Interpretive Summary: An interpretive summary is not required.

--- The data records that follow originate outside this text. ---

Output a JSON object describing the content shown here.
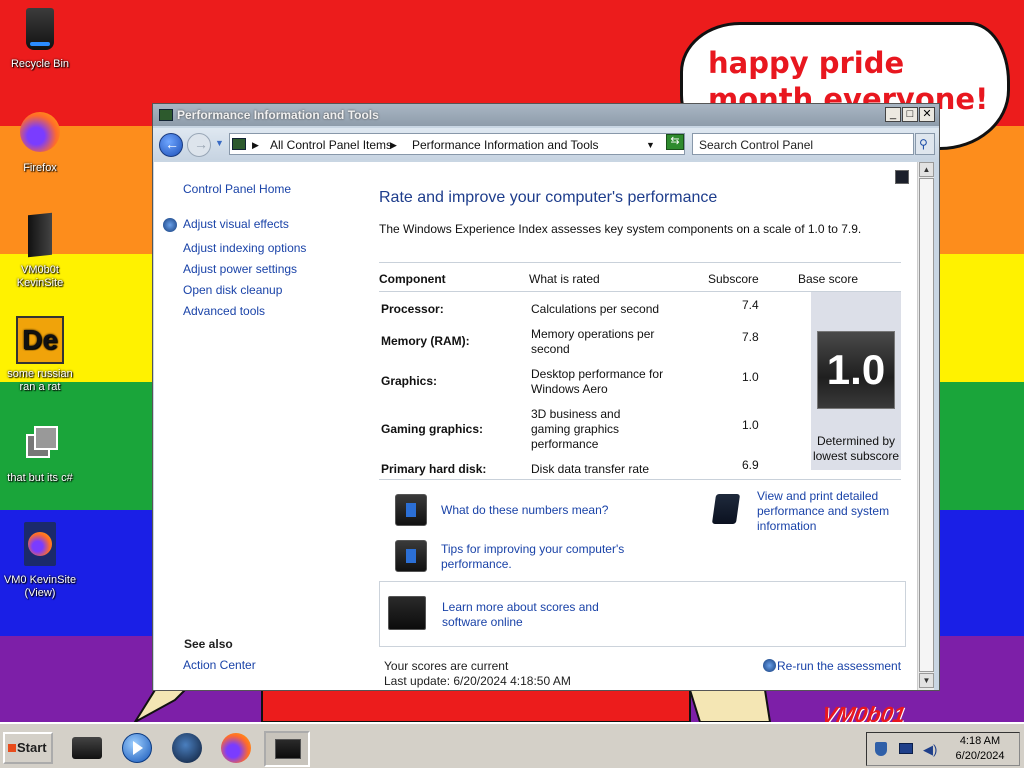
{
  "desktop": {
    "bubble_text": "happy pride month everyone!",
    "signature": "VM0b01",
    "icons": [
      {
        "label": "Recycle Bin"
      },
      {
        "label": "Firefox"
      },
      {
        "label": "VM0b0t KevinSite"
      },
      {
        "label": "some russian ran a rat"
      },
      {
        "label": "that but its c#"
      },
      {
        "label": "VM0 KevinSite (View)"
      }
    ]
  },
  "window": {
    "title": "Performance Information and Tools",
    "address": {
      "segments": [
        "All Control Panel Items",
        "Performance Information and Tools"
      ]
    },
    "search": {
      "placeholder": "Search Control Panel"
    },
    "sidebar": {
      "home": "Control Panel Home",
      "items": [
        {
          "label": "Adjust visual effects"
        },
        {
          "label": "Adjust indexing options"
        },
        {
          "label": "Adjust power settings"
        },
        {
          "label": "Open disk cleanup"
        },
        {
          "label": "Advanced tools"
        }
      ],
      "see_also_heading": "See also",
      "see_also": [
        {
          "label": "Action Center"
        }
      ]
    },
    "main": {
      "title": "Rate and improve your computer's performance",
      "description": "The Windows Experience Index assesses key system components on a scale of 1.0 to 7.9.",
      "columns": [
        "Component",
        "What is rated",
        "Subscore",
        "Base score"
      ],
      "rows": [
        {
          "component": "Processor:",
          "rated": "Calculations per second",
          "subscore": "7.4"
        },
        {
          "component": "Memory (RAM):",
          "rated": "Memory operations per second",
          "subscore": "7.8"
        },
        {
          "component": "Graphics:",
          "rated": "Desktop performance for Windows Aero",
          "subscore": "1.0"
        },
        {
          "component": "Gaming graphics:",
          "rated": "3D business and gaming graphics performance",
          "subscore": "1.0"
        },
        {
          "component": "Primary hard disk:",
          "rated": "Disk data transfer rate",
          "subscore": "6.9"
        }
      ],
      "base_score": "1.0",
      "base_score_note": "Determined by lowest subscore",
      "links": {
        "what_numbers": "What do these numbers mean?",
        "tips": "Tips for improving your computer's performance.",
        "view_print": "View and print detailed performance and system information",
        "learn_more": "Learn more about scores and software online"
      },
      "status": "Your scores are current",
      "last_update": "Last update: 6/20/2024 4:18:50 AM",
      "rerun": "Re-run the assessment"
    }
  },
  "taskbar": {
    "start_label": "Start",
    "time": "4:18 AM",
    "date": "6/20/2024"
  }
}
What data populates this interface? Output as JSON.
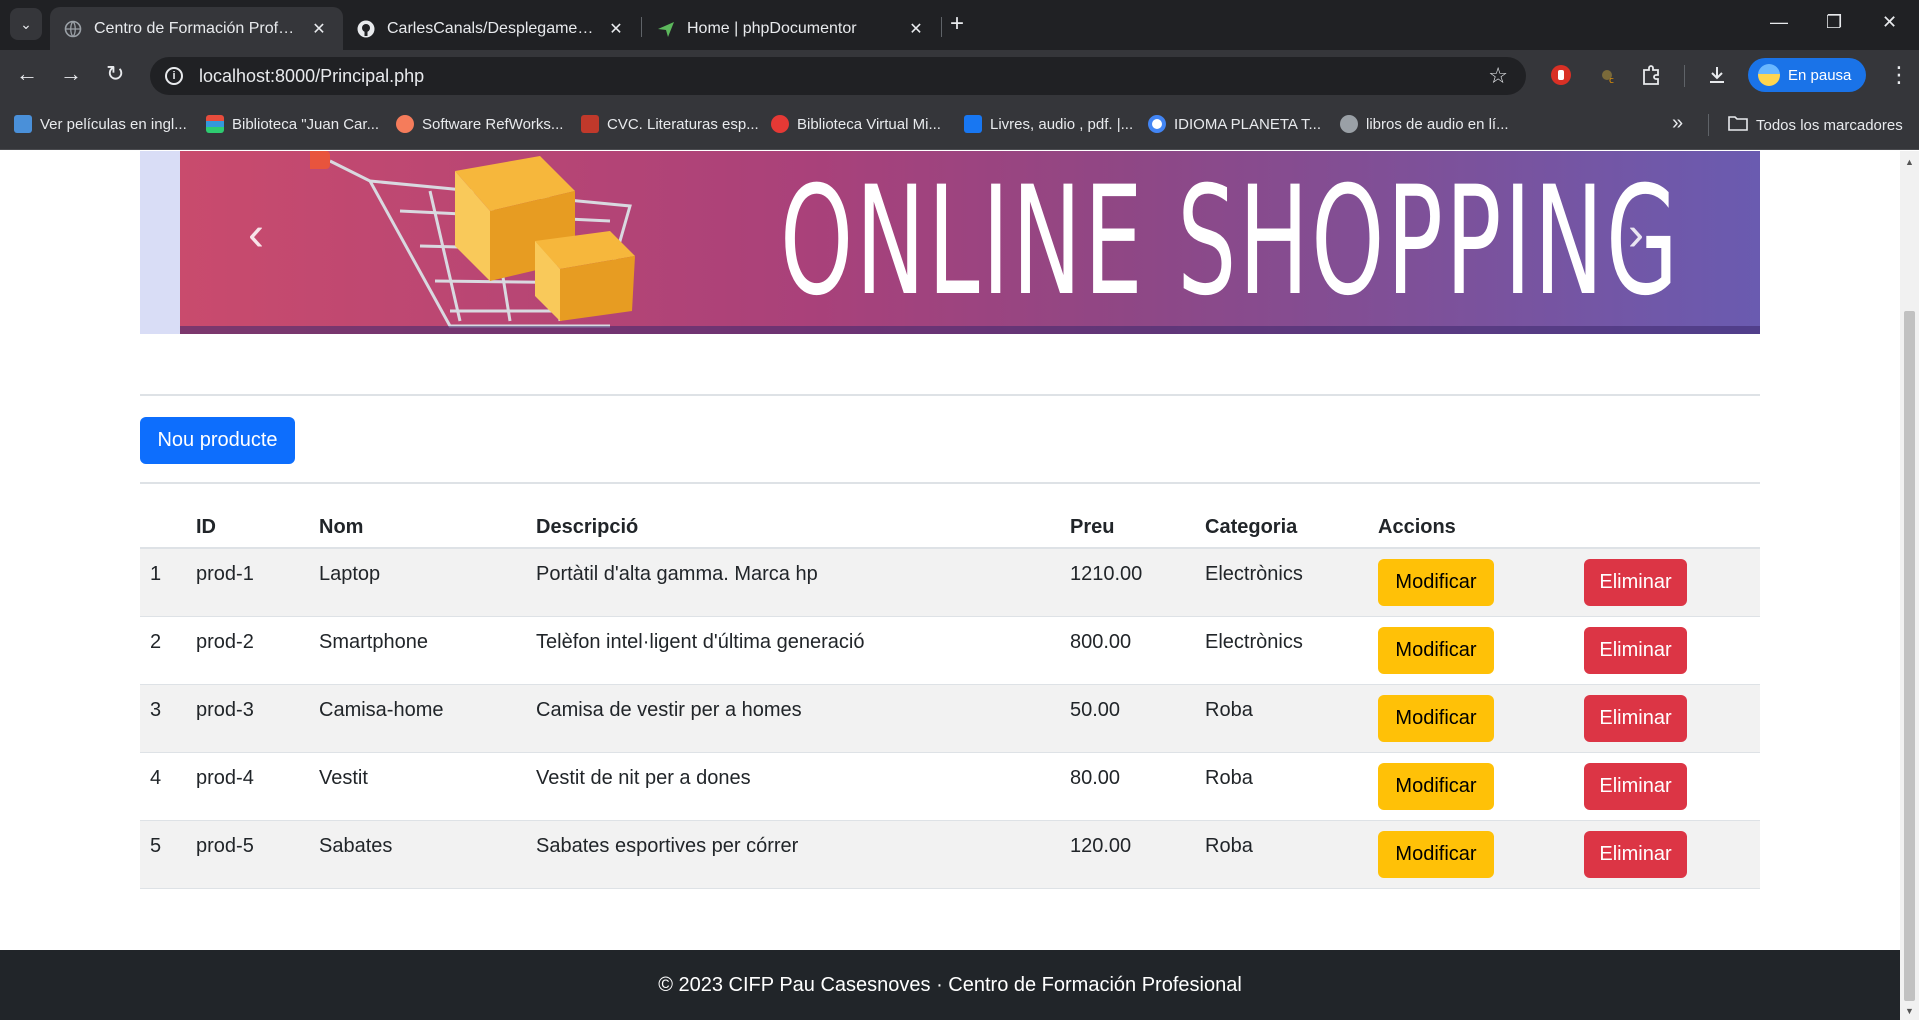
{
  "browser": {
    "tabs": [
      {
        "title": "Centro de Formación Profesional",
        "active": true
      },
      {
        "title": "CarlesCanals/Desplegament-web",
        "active": false
      },
      {
        "title": "Home | phpDocumentor",
        "active": false
      }
    ],
    "new_tab": "+",
    "address": "localhost:8000/Principal.php",
    "profile_label": "En pausa",
    "bookmarks": [
      "Ver películas en ingl...",
      "Biblioteca \"Juan Car...",
      "Software RefWorks...",
      "CVC. Literaturas esp...",
      "Biblioteca Virtual Mi...",
      "Livres, audio , pdf. |...",
      "IDIOMA PLANETA T...",
      "libros de audio en lí..."
    ],
    "bookmarks_more": "»",
    "all_bookmarks": "Todos los marcadores"
  },
  "banner": {
    "headline": "ONLINE SHOPPING"
  },
  "actions": {
    "new_product": "Nou producte"
  },
  "table": {
    "headers": [
      "",
      "ID",
      "Nom",
      "Descripció",
      "Preu",
      "Categoria",
      "Accions",
      ""
    ],
    "rows": [
      {
        "n": "1",
        "id": "prod-1",
        "nom": "Laptop",
        "desc": "Portàtil d'alta gamma. Marca hp",
        "preu": "1210.00",
        "cat": "Electrònics"
      },
      {
        "n": "2",
        "id": "prod-2",
        "nom": "Smartphone",
        "desc": "Telèfon intel·ligent d'última generació",
        "preu": "800.00",
        "cat": "Electrònics"
      },
      {
        "n": "3",
        "id": "prod-3",
        "nom": "Camisa-home",
        "desc": "Camisa de vestir per a homes",
        "preu": "50.00",
        "cat": "Roba"
      },
      {
        "n": "4",
        "id": "prod-4",
        "nom": "Vestit",
        "desc": "Vestit de nit per a dones",
        "preu": "80.00",
        "cat": "Roba"
      },
      {
        "n": "5",
        "id": "prod-5",
        "nom": "Sabates",
        "desc": "Sabates esportives per córrer",
        "preu": "120.00",
        "cat": "Roba"
      }
    ],
    "modify_label": "Modificar",
    "delete_label": "Eliminar"
  },
  "footer": {
    "text": "© 2023 CIFP Pau Casesnoves · Centro de Formación Profesional"
  },
  "colors": {
    "primary": "#0d6efd",
    "warning": "#ffc107",
    "danger": "#dc3545",
    "footer_bg": "#212529"
  }
}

Technical Abstract: Bioenergy cropping systems could help offset GHG emissions, but quantifying that offset is complex. Bioenergy crops offset CO2 emissions by converting atmospheric CO2 to organic C in crop biomass and soil, but they also emit N2O and vary in their effects on soil oxidation of methane. Growing the crops requires energy, and so does converting the harvested product to usable fuels. The objective of this study was to quantify all these factors to determine the net effect of several bioenergy cropping systems on GHG emissions. We used the DAYCENT biogeochemistry model to assess soil GHG fluxes and biomass yields for switchgrass, reed canarygrass, corn, soybean, alfalfa, and hybrid poplar as bioenergy crops in Pennsylvania. DAYCENT results were combined with estimates of fossil fuels used to provide farm inputs and operate agricultural machinery and fossil fuel offsets from biomass yields to calculate net GHG fluxes for each cropping system considered. Displaced fossil fuel was the largest GHG sink followed by soil C sequestration. N2O emissions were the largest GHG source. All cropping systems considered provided net GHG sinks, even when soil C was assumed to reach a new steady state and C sequestration in soil was not counted. Hybrid poplar and switchgrass provided the largest net GHG sinks, greater than 200g CO2e-C x m-2 x yr-1 for biomass conversion to ethanol. Compared with the life cycle of gasoline and diesel, ethanol and biodiesel from corn rotations reduced GHG emissions in the near-term by 50-65%, reed canarygrass about 120%, and by about 145 and 165% for switchgrass and hybrid poplar, respectively. In the long-term, where soil C sequestration was assumed to no longer occur, a reduction of GHG emissions for corn rotations was about 40%, reed canarygrass about 85%, and about 115% for switchgrass and hybrid poplar compared with the life cycle of gasoline and diesel.